Back in her finest overalls. Well, not back per se, as it's a repeat. Tony draws particular specific attention to the melody.
Joe Dolan – I Need You
And you thought Enge seemed out of place in 1973. Big cabaret night pop had a presence throughout the decade and Irish easy listening hero Dolan, whom Tony notes "hasn't had a release out in this country for a long, long time", knows his place when it comes to theatrical stylings. On a stage not long vacated by Costello, for contrast, this essential rewrite of Demis' Forever And Ever is patterned by moments of Dolan bursting into big flamboyant phrases pitched several keys above the tune before experimenting in alarming laryngitis-esque falsetto. Gesturing in the backing vocals, pointing at the camera - he knows his showbiz alright.

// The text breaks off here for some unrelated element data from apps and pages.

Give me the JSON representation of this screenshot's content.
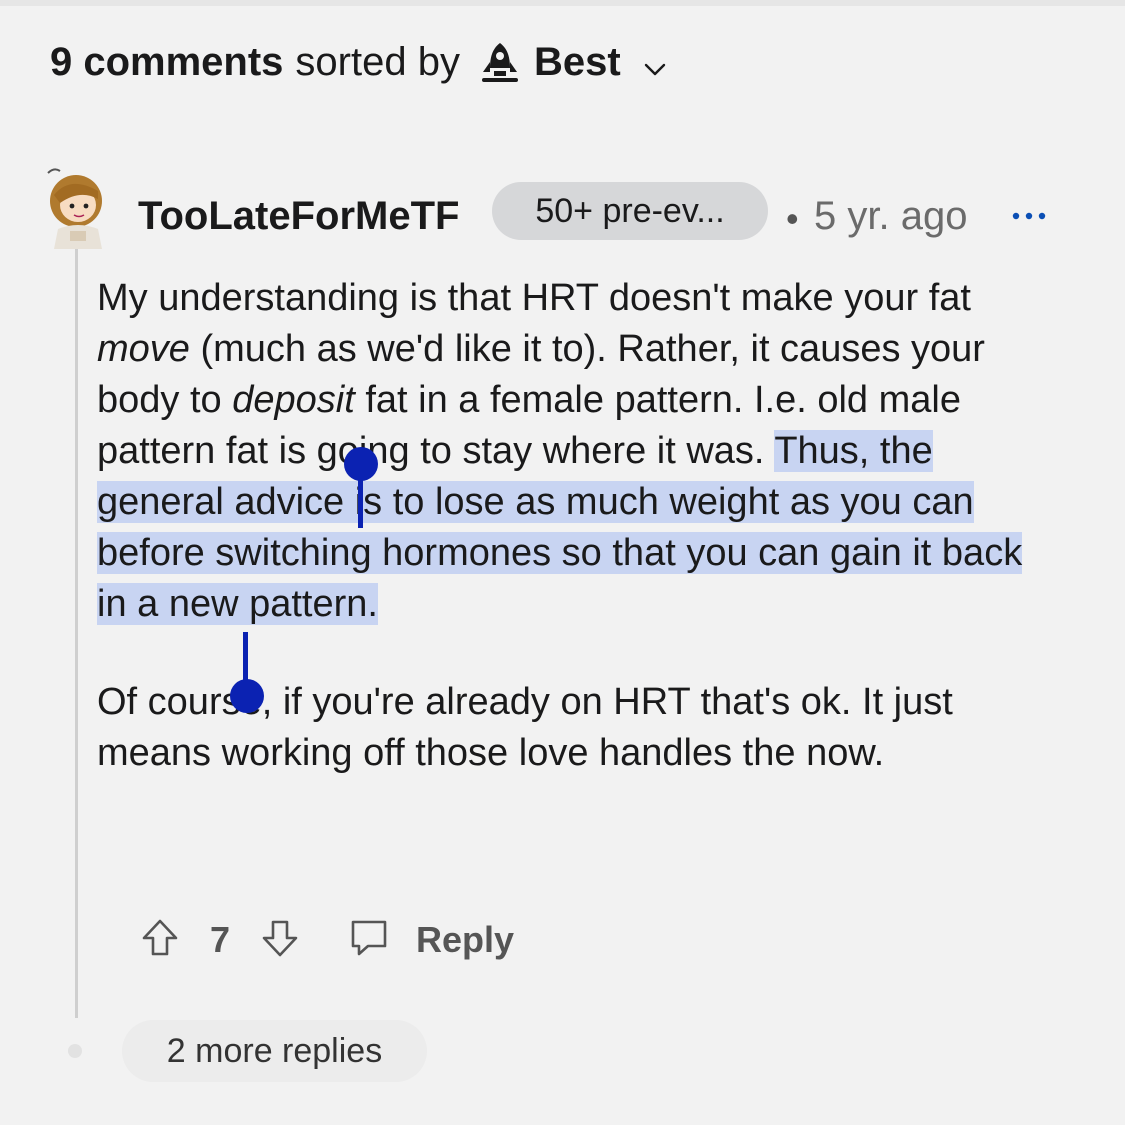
{
  "sort": {
    "count_label": "9 comments",
    "sorted_by_label": "sorted by",
    "icon": "rocket-icon",
    "value": "Best"
  },
  "comment": {
    "author": "TooLateForMeTF",
    "flair": "50+ pre-ev...",
    "separator": "•",
    "timestamp": "5 yr. ago",
    "body": {
      "p1_a": "My understanding is that HRT doesn't make your fat ",
      "p1_b": "move",
      "p1_c": " (much as we'd like it to). Rather, it causes your body to ",
      "p1_d": "deposit",
      "p1_e": " fat in a female pattern. I.e. old male pattern fat is going to stay where it was. ",
      "p1_selected": "Thus, the general advice is to lose as much weight as you can before switching hormones so that you can gain it back in a new pattern.",
      "p2": "Of course, if you're already on HRT that's ok. It just means working off those love handles the now."
    },
    "votes": "7",
    "reply_label": "Reply"
  },
  "more_replies": "2 more replies",
  "colors": {
    "background": "#f2f2f2",
    "selection": "#c8d4f2",
    "selection_handle": "#0b22b2",
    "link_blue": "#0b4fb5"
  }
}
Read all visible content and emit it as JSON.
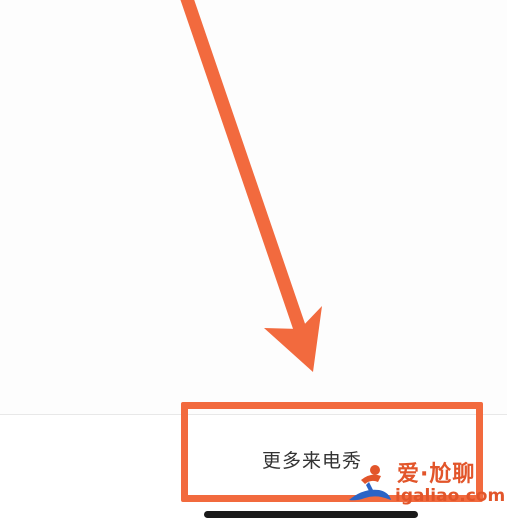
{
  "bottom_bar": {
    "more_ringtones_label": "更多来电秀"
  },
  "watermark": {
    "brand_text": "爱·尬聊",
    "url_text": "igaliao.com"
  },
  "annotation": {
    "arrow_color": "#f26a3e",
    "highlight_color": "#f26a3e"
  }
}
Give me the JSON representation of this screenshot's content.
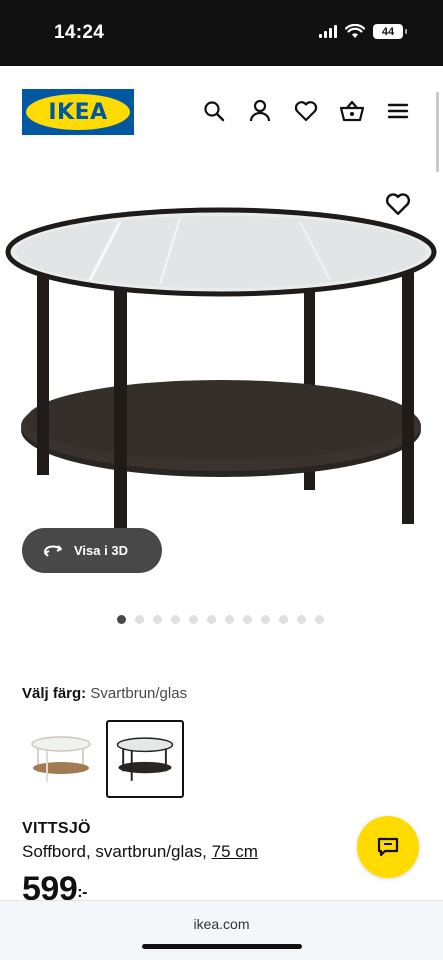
{
  "status_bar": {
    "time": "14:24",
    "battery": "44",
    "icons": [
      "signal-icon",
      "wifi-icon",
      "battery-icon"
    ]
  },
  "header": {
    "logo_text": "IKEA",
    "icons": [
      "search-icon",
      "account-icon",
      "favorites-icon",
      "cart-icon",
      "menu-icon"
    ]
  },
  "gallery": {
    "view_3d_label": "Visa i 3D",
    "image_count": 12,
    "active_index": 0
  },
  "color_selector": {
    "label": "Välj färg:",
    "value": "Svartbrun/glas",
    "options": [
      {
        "name": "white-oak",
        "selected": false
      },
      {
        "name": "black-brown",
        "selected": true
      }
    ]
  },
  "product": {
    "name": "VITTSJÖ",
    "description": "Soffbord, svartbrun/glas, ",
    "size_link": "75 cm",
    "price": "599",
    "price_suffix": ":-"
  },
  "browser": {
    "url": "ikea.com"
  },
  "colors": {
    "ikea_blue": "#0058a3",
    "ikea_yellow": "#ffdb00",
    "pill_dark": "#484848"
  }
}
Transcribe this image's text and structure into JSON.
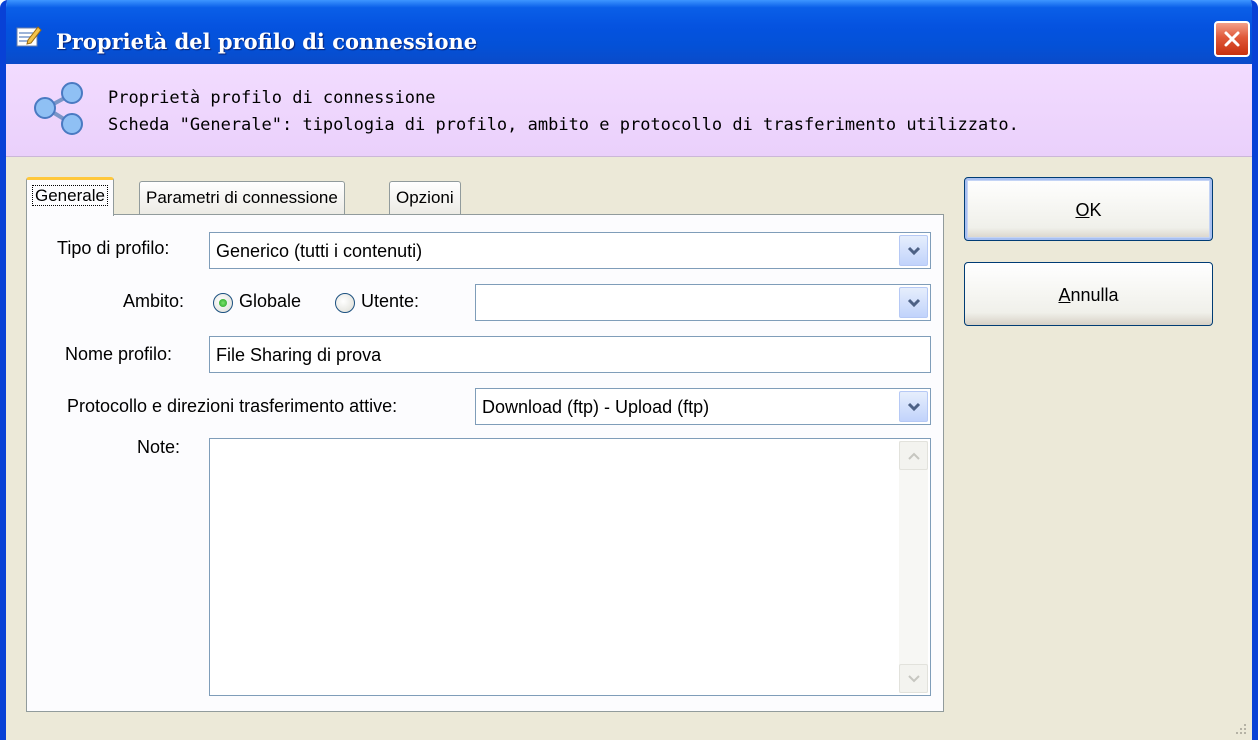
{
  "window": {
    "title": "Proprietà del profilo di connessione"
  },
  "header": {
    "line1": "Proprietà profilo di connessione",
    "line2": "Scheda \"Generale\": tipologia di profilo, ambito e protocollo di trasferimento utilizzato.",
    "icon": "share-icon"
  },
  "tabs": [
    {
      "label": "Generale",
      "active": true
    },
    {
      "label": "Parametri di connessione",
      "active": false
    },
    {
      "label": "Opzioni",
      "active": false
    }
  ],
  "form": {
    "tipo_label": "Tipo di profilo:",
    "tipo_value": "Generico (tutti i contenuti)",
    "ambito_label": "Ambito:",
    "globale_label": "Globale",
    "globale_selected": true,
    "utente_label": "Utente:",
    "utente_selected": false,
    "utente_value": "",
    "nome_label": "Nome profilo:",
    "nome_value": "File Sharing di prova",
    "protocollo_label": "Protocollo e direzioni trasferimento attive:",
    "protocollo_value": "Download (ftp) - Upload (ftp)",
    "note_label": "Note:",
    "note_value": ""
  },
  "buttons": {
    "ok": "OK",
    "cancel": "Annulla"
  },
  "colors": {
    "titlebar": "#0553e0",
    "header_bg": "#f2dcff",
    "dialog_bg": "#ece9d8",
    "close_button": "#e0593a"
  }
}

The audience even look slightly engaged. "Wow, some of those high notes!" Tony muses as the four women around him clap appreciatively in a way we've never seen the people gathered around a presenter do before.

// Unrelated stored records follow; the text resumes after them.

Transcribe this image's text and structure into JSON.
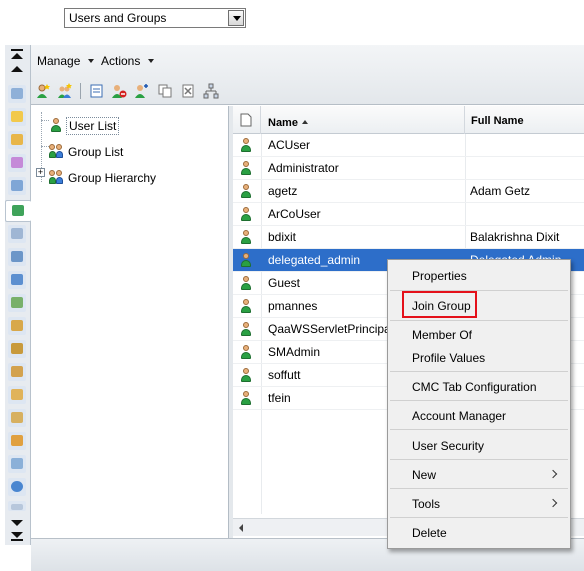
{
  "top_select": {
    "value": "Users and Groups"
  },
  "toolbar": {
    "manage_label": "Manage",
    "actions_label": "Actions"
  },
  "tree": {
    "items": [
      {
        "label": "User List",
        "selected": true,
        "icon": "user-list-icon"
      },
      {
        "label": "Group List",
        "selected": false,
        "icon": "group-list-icon"
      },
      {
        "label": "Group Hierarchy",
        "selected": false,
        "icon": "group-hierarchy-icon"
      }
    ]
  },
  "grid": {
    "columns": [
      "Name",
      "Full Name"
    ],
    "sort_column": "Name",
    "sort_direction": "ascending",
    "rows": [
      {
        "name": "ACUser",
        "full_name": ""
      },
      {
        "name": "Administrator",
        "full_name": ""
      },
      {
        "name": "agetz",
        "full_name": "Adam Getz"
      },
      {
        "name": "ArCoUser",
        "full_name": ""
      },
      {
        "name": "bdixit",
        "full_name": "Balakrishna Dixit"
      },
      {
        "name": "delegated_admin",
        "full_name": "Delegated Admin",
        "selected": true
      },
      {
        "name": "Guest",
        "full_name": ""
      },
      {
        "name": "pmannes",
        "full_name": ""
      },
      {
        "name": "QaaWSServletPrincipal",
        "full_name": ""
      },
      {
        "name": "SMAdmin",
        "full_name": ""
      },
      {
        "name": "soffutt",
        "full_name": ""
      },
      {
        "name": "tfein",
        "full_name": ""
      }
    ]
  },
  "context_menu": {
    "properties": "Properties",
    "join_group": "Join Group",
    "member_of": "Member Of",
    "profile_values": "Profile Values",
    "cmc_tab": "CMC Tab Configuration",
    "account_manager": "Account Manager",
    "user_security": "User Security",
    "new": "New",
    "tools": "Tools",
    "delete": "Delete"
  },
  "colors": {
    "selection": "#2d6ec9",
    "highlight_box": "#e4101a",
    "user_icon_green": "#2aa043"
  }
}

The Dooleys – Think I’m Gonna Fall In Love With You
Repeat. She'll catch her death.
Nazareth – Love Hurts
Soft rock's turn to strike a blow, big Marshall amps and all. Dan McCafferty, clad in white trousers and what can only be described as a flowery blouse, emotes like a man hurt. The drummer in his big beard and shrunk-to-fit-naturally cap sleeve vest seems like he came from central rock casting.
Candi Staton – Nights On Broadway
More flashing lights lead in the video, so even more flashing lights. Consider it a glamorous take on road safety Public Information Films.
Mink De Ville – Spanish Stroll
Tony suggests we've never been to Spain with him. Well, no, Tony. Video again. "I didn't understand a word of that, did you?" Tony mugs afterwards.
David Essex – Cool Out Tonight
Tony has some more plugging to do. "Tuesday, eight o'clock, I want you to remember this, on BBC television, David Essex starts the first of his brand new series of six shows". Yes, but when does he finish it? And again, don't actually watch at that time in expectation. Well versed in showbiz performance as he is, David has full command of matey side-on looks to camera and keeps the power of surprise, producing a rhythm guitar halfway through. Shame he's forced his saxophonist to come along as the man has nothing to do with the instrument despite keeping it strapped on - union getting uppity? - and has to increasingly listlessly shake a tambourine, being positioned right behind Essex's left shoulder in straight on shots not helping his cause much. And one more blow for light entertainment, David's elaborate bow to the audience in the background as Tony starts talking again.
Carly Simon – Nobody Does It Better
A Legs & Co repeat, maybe to prove that they really were well covered after all.
Elvis Presley – Way Down
And a third Legs & Co appearance! It's not so long - months, come to think of it - since they wouldn't let us see more than one dance on the same show edit, possibly thinking we'd all get overexcited, hyperventilate and black out. But here they are again in the same outfits as for Silver Lady, shot entirely from one stage right and from the back with Sue in the foreground, doing at least three different routines at once to begin with before falling into formation prancing, facing a Toppotron™ slide projection of his photos as between those two points kids shuffle awkwardly. At least one teenage male seems to be doing it ironically. It briefly looks like the girls are going to keep going regardless of what the music's doing but they notice and slowly gyrate to a standstill before applauding everyone else for dancing, which is big of them. Tony continues his one man Radio Times recital by plugging his morning Radio 1 show and Magic Fly plus lots of close-ups of lights sees us out.